The Vietnam War is one of the longest and most controversial in US history. This book seeks to explore what lessons the US military took from that conflict as to how and when it was appropriate for the United States to use the enormous military force at its disposal and how these lessons have come to influence and shape US foreign policy in subsequent decades. In particular this book will focus on the evolution of the so called ’Powell Doctrine’ and the intellectual climate that lead to it. The book will do this by examining a series of case studies from the mid-1970s to the present war in Afghanistan.

Author(s)

Biography

Luke Middup gained his Ph.D. in Politics and International Relations from the University of Nottingham in 2011. He has previously published on the similarities and differences between US war planning in Vietnam and US war planning in the first Persian Gulf. His research interests are US foreign and national security policy post-1945. Dr Middup is currently Associate Lecturer with Portsmouth Business School at the Royal Air Force College Cranwell, UK.

Reviews

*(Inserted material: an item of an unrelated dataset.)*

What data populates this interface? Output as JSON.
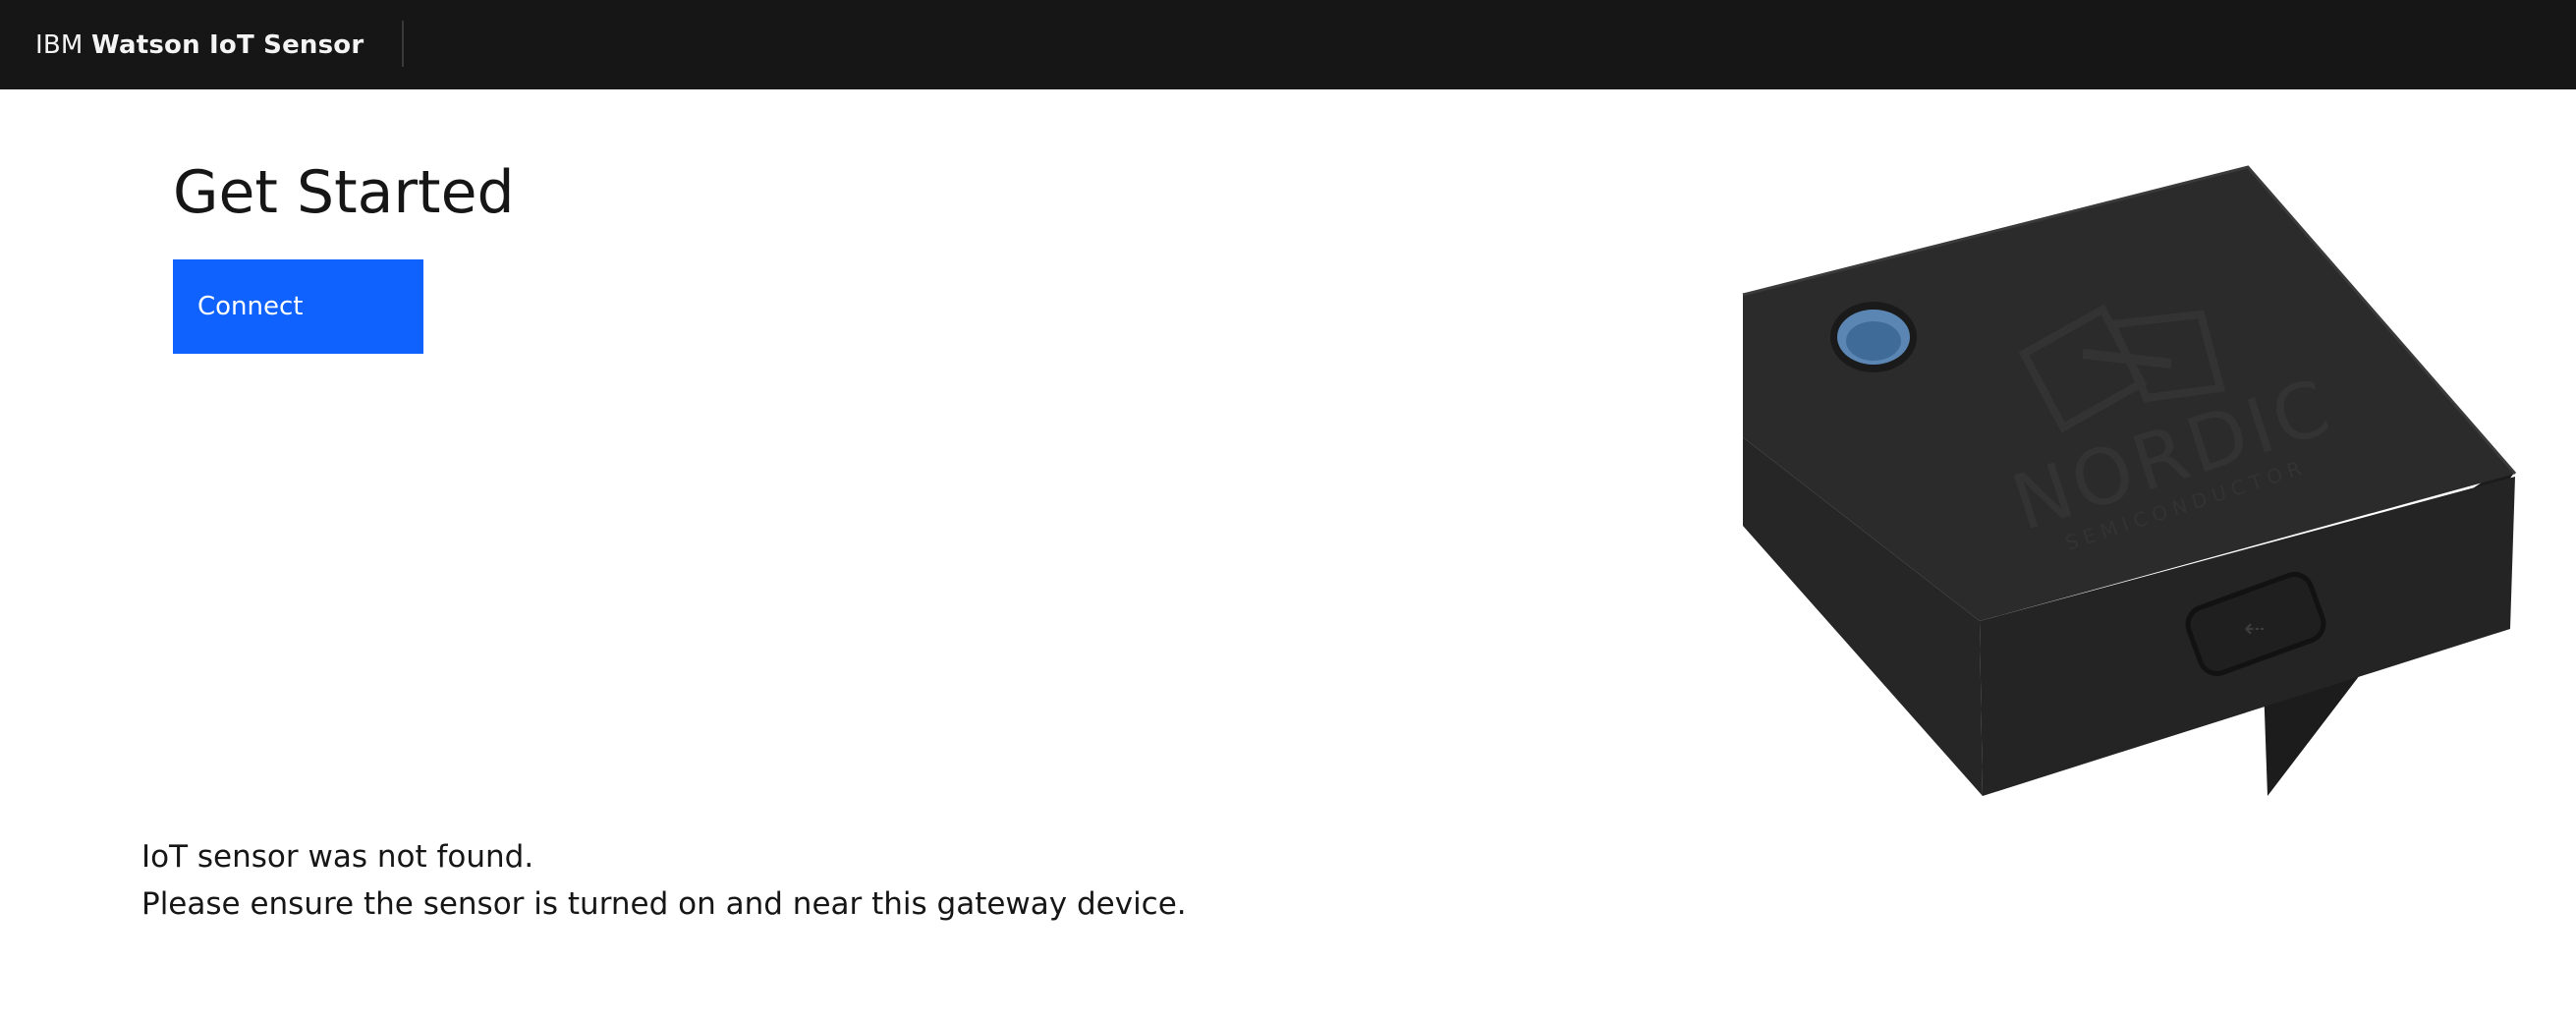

’Luke Middup has produced a closely argued analysis of the so-called Powell Doctrine. He discusses its intellectual origins and examines each of its five principles and how they have been deployed or ignored in five chapters of case-studies. The book ends with two chapters providing an interesting analysis of how the principles have been applied or not as the case may be in Iraq and Afghanistan.’ Alan Dobson, St Andrews University, UK ’Luke Middup has done a fine academic service by providing a clear-eyed interpretation of both the application and non-application of the Powell Doctrine. Drawing upon key case studies of the deployment of American military force, Dr Middup shows the relevance and wisdom of the Doctrine for policy-makers in assessing the nature and limits of that force’s utility.’ Nigel Bowles, University of Oxford, UK